■ About this exercise
All entries below must be given again word for word.

________

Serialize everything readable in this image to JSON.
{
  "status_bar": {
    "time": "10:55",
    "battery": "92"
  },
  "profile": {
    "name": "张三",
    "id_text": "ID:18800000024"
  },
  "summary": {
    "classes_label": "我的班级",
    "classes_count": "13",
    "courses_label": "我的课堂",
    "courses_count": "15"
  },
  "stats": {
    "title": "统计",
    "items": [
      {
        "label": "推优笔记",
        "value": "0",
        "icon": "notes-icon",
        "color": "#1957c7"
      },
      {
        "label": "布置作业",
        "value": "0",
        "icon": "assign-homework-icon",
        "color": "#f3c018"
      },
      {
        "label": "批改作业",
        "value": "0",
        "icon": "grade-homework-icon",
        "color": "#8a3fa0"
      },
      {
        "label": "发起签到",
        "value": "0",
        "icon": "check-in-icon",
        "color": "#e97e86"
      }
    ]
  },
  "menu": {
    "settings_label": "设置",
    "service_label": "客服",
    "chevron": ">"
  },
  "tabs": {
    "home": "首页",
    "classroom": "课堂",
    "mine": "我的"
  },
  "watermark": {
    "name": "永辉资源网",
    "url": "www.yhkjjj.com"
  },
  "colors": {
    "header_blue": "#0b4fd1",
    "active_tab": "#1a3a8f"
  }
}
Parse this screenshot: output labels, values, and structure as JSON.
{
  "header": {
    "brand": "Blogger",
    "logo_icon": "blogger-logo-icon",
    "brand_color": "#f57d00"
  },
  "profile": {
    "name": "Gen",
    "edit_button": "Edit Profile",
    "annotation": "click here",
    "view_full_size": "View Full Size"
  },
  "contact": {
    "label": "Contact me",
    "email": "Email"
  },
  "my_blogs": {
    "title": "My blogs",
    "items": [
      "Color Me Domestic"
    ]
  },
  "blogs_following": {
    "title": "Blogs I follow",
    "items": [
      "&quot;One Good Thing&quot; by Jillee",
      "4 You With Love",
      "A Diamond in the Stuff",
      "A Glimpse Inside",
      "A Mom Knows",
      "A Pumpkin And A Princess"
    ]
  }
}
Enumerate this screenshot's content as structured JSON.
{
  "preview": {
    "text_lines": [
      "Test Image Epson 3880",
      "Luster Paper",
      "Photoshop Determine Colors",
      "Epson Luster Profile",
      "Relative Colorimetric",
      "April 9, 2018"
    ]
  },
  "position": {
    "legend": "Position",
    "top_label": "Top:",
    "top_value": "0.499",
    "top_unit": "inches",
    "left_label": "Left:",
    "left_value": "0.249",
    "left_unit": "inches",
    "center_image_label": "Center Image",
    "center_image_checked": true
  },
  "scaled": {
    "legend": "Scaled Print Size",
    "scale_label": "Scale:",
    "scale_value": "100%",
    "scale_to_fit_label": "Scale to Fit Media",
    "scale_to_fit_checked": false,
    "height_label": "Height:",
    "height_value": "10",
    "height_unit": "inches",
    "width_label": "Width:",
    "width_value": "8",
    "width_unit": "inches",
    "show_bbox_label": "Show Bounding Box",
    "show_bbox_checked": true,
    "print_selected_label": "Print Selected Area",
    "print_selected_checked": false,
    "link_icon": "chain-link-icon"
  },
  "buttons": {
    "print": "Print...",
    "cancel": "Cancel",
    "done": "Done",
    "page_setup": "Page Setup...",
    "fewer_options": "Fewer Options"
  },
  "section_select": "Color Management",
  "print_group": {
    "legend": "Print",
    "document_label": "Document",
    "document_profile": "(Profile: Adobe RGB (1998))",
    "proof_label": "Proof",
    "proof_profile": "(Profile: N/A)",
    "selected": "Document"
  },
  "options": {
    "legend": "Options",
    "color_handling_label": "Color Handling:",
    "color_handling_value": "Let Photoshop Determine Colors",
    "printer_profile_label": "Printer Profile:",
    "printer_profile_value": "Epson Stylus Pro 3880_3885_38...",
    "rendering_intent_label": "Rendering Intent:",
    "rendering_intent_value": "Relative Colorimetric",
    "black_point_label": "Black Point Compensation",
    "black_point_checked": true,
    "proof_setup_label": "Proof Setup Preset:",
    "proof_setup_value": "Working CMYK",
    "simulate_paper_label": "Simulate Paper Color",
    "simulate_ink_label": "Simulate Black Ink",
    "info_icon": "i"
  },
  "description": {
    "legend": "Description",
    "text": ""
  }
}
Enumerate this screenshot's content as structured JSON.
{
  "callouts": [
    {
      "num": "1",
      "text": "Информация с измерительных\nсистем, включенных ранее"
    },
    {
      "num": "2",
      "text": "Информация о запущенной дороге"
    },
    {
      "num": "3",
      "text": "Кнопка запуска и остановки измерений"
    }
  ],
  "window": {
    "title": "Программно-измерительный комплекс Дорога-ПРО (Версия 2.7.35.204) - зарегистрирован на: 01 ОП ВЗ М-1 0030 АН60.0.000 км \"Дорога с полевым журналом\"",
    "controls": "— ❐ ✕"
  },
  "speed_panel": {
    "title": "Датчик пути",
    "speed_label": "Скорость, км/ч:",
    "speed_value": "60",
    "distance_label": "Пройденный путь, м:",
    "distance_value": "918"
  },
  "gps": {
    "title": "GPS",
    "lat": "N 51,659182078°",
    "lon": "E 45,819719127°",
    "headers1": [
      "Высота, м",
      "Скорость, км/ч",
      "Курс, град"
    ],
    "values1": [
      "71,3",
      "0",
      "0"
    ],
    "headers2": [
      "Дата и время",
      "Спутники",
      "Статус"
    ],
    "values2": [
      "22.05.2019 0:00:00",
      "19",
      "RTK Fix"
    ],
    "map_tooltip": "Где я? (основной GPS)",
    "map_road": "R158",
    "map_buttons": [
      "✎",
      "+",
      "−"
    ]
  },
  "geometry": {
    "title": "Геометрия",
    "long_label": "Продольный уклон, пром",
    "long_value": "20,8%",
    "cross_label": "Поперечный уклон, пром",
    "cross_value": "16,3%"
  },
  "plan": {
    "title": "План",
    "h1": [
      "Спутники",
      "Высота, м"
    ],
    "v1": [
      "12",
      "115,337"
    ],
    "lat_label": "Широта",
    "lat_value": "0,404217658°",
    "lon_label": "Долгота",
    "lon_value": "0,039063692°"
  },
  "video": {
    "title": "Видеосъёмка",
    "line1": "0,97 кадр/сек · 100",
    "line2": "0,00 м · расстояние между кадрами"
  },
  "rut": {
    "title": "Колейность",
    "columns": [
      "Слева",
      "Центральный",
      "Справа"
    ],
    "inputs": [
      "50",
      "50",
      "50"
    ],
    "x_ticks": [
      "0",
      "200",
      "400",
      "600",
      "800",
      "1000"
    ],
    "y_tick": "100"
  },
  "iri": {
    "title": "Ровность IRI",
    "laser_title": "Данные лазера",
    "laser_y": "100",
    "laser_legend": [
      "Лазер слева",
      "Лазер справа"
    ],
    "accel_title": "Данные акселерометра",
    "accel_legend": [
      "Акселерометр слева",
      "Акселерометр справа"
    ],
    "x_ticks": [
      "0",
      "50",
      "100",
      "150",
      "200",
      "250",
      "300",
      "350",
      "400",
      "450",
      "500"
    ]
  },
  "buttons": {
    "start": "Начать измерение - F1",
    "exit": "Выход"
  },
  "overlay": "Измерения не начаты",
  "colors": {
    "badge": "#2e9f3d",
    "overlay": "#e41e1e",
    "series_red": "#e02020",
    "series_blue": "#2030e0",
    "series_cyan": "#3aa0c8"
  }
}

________

■ Answer section
Serialize everything readable in this image to JSON.
{
  "status_bar": {
    "time": "10:55",
    "battery": "92"
  },
  "profile": {
    "name": "张三",
    "id_text": "ID:18800000024"
  },
  "summary": {
    "classes_label": "我的班级",
    "classes_count": "13",
    "courses_label": "我的课堂",
    "courses_count": "15"
  },
  "stats": {
    "title": "统计",
    "items": [
      {
        "label": "推优笔记",
        "value": "0",
        "icon": "notes-icon",
        "color": "#1957c7"
      },
      {
        "label": "布置作业",
        "value": "0",
        "icon": "assign-homework-icon",
        "color": "#f3c018"
      },
      {
        "label": "批改作业",
        "value": "0",
        "icon": "grade-homework-icon",
        "color": "#8a3fa0"
      },
      {
        "label": "发起签到",
        "value": "0",
        "icon": "check-in-icon",
        "color": "#e97e86"
      }
    ]
  },
  "menu": {
    "settings_label": "设置",
    "service_label": "客服",
    "chevron": ">"
  },
  "tabs": {
    "home": "首页",
    "classroom": "课堂",
    "mine": "我的"
  },
  "watermark": {
    "name": "永辉资源网",
    "url": "www.yhkjjj.com"
  },
  "colors": {
    "header_blue": "#0b4fd1",
    "active_tab": "#1a3a8f"
  }
}
Parse this screenshot: output labels, values, and structure as JSON.
{
  "header": {
    "brand": "Blogger",
    "logo_icon": "blogger-logo-icon",
    "brand_color": "#f57d00"
  },
  "profile": {
    "name": "Gen",
    "edit_button": "Edit Profile",
    "annotation": "click here",
    "view_full_size": "View Full Size"
  },
  "contact": {
    "label": "Contact me",
    "email": "Email"
  },
  "my_blogs": {
    "title": "My blogs",
    "items": [
      "Color Me Domestic"
    ]
  },
  "blogs_following": {
    "title": "Blogs I follow",
    "items": [
      "&quot;One Good Thing&quot; by Jillee",
      "4 You With Love",
      "A Diamond in the Stuff",
      "A Glimpse Inside",
      "A Mom Knows",
      "A Pumpkin And A Princess"
    ]
  }
}
Enumerate this screenshot's content as structured JSON.
{
  "preview": {
    "text_lines": [
      "Test Image Epson 3880",
      "Luster Paper",
      "Photoshop Determine Colors",
      "Epson Luster Profile",
      "Relative Colorimetric",
      "April 9, 2018"
    ]
  },
  "position": {
    "legend": "Position",
    "top_label": "Top:",
    "top_value": "0.499",
    "top_unit": "inches",
    "left_label": "Left:",
    "left_value": "0.249",
    "left_unit": "inches",
    "center_image_label": "Center Image",
    "center_image_checked": true
  },
  "scaled": {
    "legend": "Scaled Print Size",
    "scale_label": "Scale:",
    "scale_value": "100%",
    "scale_to_fit_label": "Scale to Fit Media",
    "scale_to_fit_checked": false,
    "height_label": "Height:",
    "height_value": "10",
    "height_unit": "inches",
    "width_label": "Width:",
    "width_value": "8",
    "width_unit": "inches",
    "show_bbox_label": "Show Bounding Box",
    "show_bbox_checked": true,
    "print_selected_label": "Print Selected Area",
    "print_selected_checked": false,
    "link_icon": "chain-link-icon"
  },
  "buttons": {
    "print": "Print...",
    "cancel": "Cancel",
    "done": "Done",
    "page_setup": "Page Setup...",
    "fewer_options": "Fewer Options"
  },
  "section_select": "Color Management",
  "print_group": {
    "legend": "Print",
    "document_label": "Document",
    "document_profile": "(Profile: Adobe RGB (1998))",
    "proof_label": "Proof",
    "proof_profile": "(Profile: N/A)",
    "selected": "Document"
  },
  "options": {
    "legend": "Options",
    "color_handling_label": "Color Handling:",
    "color_handling_value": "Let Photoshop Determine Colors",
    "printer_profile_label": "Printer Profile:",
    "printer_profile_value": "Epson Stylus Pro 3880_3885_38...",
    "rendering_intent_label": "Rendering Intent:",
    "rendering_intent_value": "Relative Colorimetric",
    "black_point_label": "Black Point Compensation",
    "black_point_checked": true,
    "proof_setup_label": "Proof Setup Preset:",
    "proof_setup_value": "Working CMYK",
    "simulate_paper_label": "Simulate Paper Color",
    "simulate_ink_label": "Simulate Black Ink",
    "info_icon": "i"
  },
  "description": {
    "legend": "Description",
    "text": ""
  }
}
Enumerate this screenshot's content as structured JSON.
{
  "callouts": [
    {
      "num": "1",
      "text": "Информация с измерительных\nсистем, включенных ранее"
    },
    {
      "num": "2",
      "text": "Информация о запущенной дороге"
    },
    {
      "num": "3",
      "text": "Кнопка запуска и остановки измерений"
    }
  ],
  "window": {
    "title": "Программно-измерительный комплекс Дорога-ПРО (Версия 2.7.35.204) - зарегистрирован на: 01 ОП ВЗ М-1 0030 АН60.0.000 км \"Дорога с полевым журналом\"",
    "controls": "— ❐ ✕"
  },
  "speed_panel": {
    "title": "Датчик пути",
    "speed_label": "Скорость, км/ч:",
    "speed_value": "60",
    "distance_label": "Пройденный путь, м:",
    "distance_value": "918"
  },
  "gps": {
    "title": "GPS",
    "lat": "N 51,659182078°",
    "lon": "E 45,819719127°",
    "headers1": [
      "Высота, м",
      "Скорость, км/ч",
      "Курс, град"
    ],
    "values1": [
      "71,3",
      "0",
      "0"
    ],
    "headers2": [
      "Дата и время",
      "Спутники",
      "Статус"
    ],
    "values2": [
      "22.05.2019 0:00:00",
      "19",
      "RTK Fix"
    ],
    "map_tooltip": "Где я? (основной GPS)",
    "map_road": "R158",
    "map_buttons": [
      "✎",
      "+",
      "−"
    ]
  },
  "geometry": {
    "title": "Геометрия",
    "long_label": "Продольный уклон, пром",
    "long_value": "20,8%",
    "cross_label": "Поперечный уклон, пром",
    "cross_value": "16,3%"
  },
  "plan": {
    "title": "План",
    "h1": [
      "Спутники",
      "Высота, м"
    ],
    "v1": [
      "12",
      "115,337"
    ],
    "lat_label": "Широта",
    "lat_value": "0,404217658°",
    "lon_label": "Долгота",
    "lon_value": "0,039063692°"
  },
  "video": {
    "title": "Видеосъёмка",
    "line1": "0,97 кадр/сек · 100",
    "line2": "0,00 м · расстояние между кадрами"
  },
  "rut": {
    "title": "Колейность",
    "columns": [
      "Слева",
      "Центральный",
      "Справа"
    ],
    "inputs": [
      "50",
      "50",
      "50"
    ],
    "x_ticks": [
      "0",
      "200",
      "400",
      "600",
      "800",
      "1000"
    ],
    "y_tick": "100"
  },
  "iri": {
    "title": "Ровность IRI",
    "laser_title": "Данные лазера",
    "laser_y": "100",
    "laser_legend": [
      "Лазер слева",
      "Лазер справа"
    ],
    "accel_title": "Данные акселерометра",
    "accel_legend": [
      "Акселерометр слева",
      "Акселерометр справа"
    ],
    "x_ticks": [
      "0",
      "50",
      "100",
      "150",
      "200",
      "250",
      "300",
      "350",
      "400",
      "450",
      "500"
    ]
  },
  "buttons": {
    "start": "Начать измерение - F1",
    "exit": "Выход"
  },
  "overlay": "Измерения не начаты",
  "colors": {
    "badge": "#2e9f3d",
    "overlay": "#e41e1e",
    "series_red": "#e02020",
    "series_blue": "#2030e0",
    "series_cyan": "#3aa0c8"
  }
}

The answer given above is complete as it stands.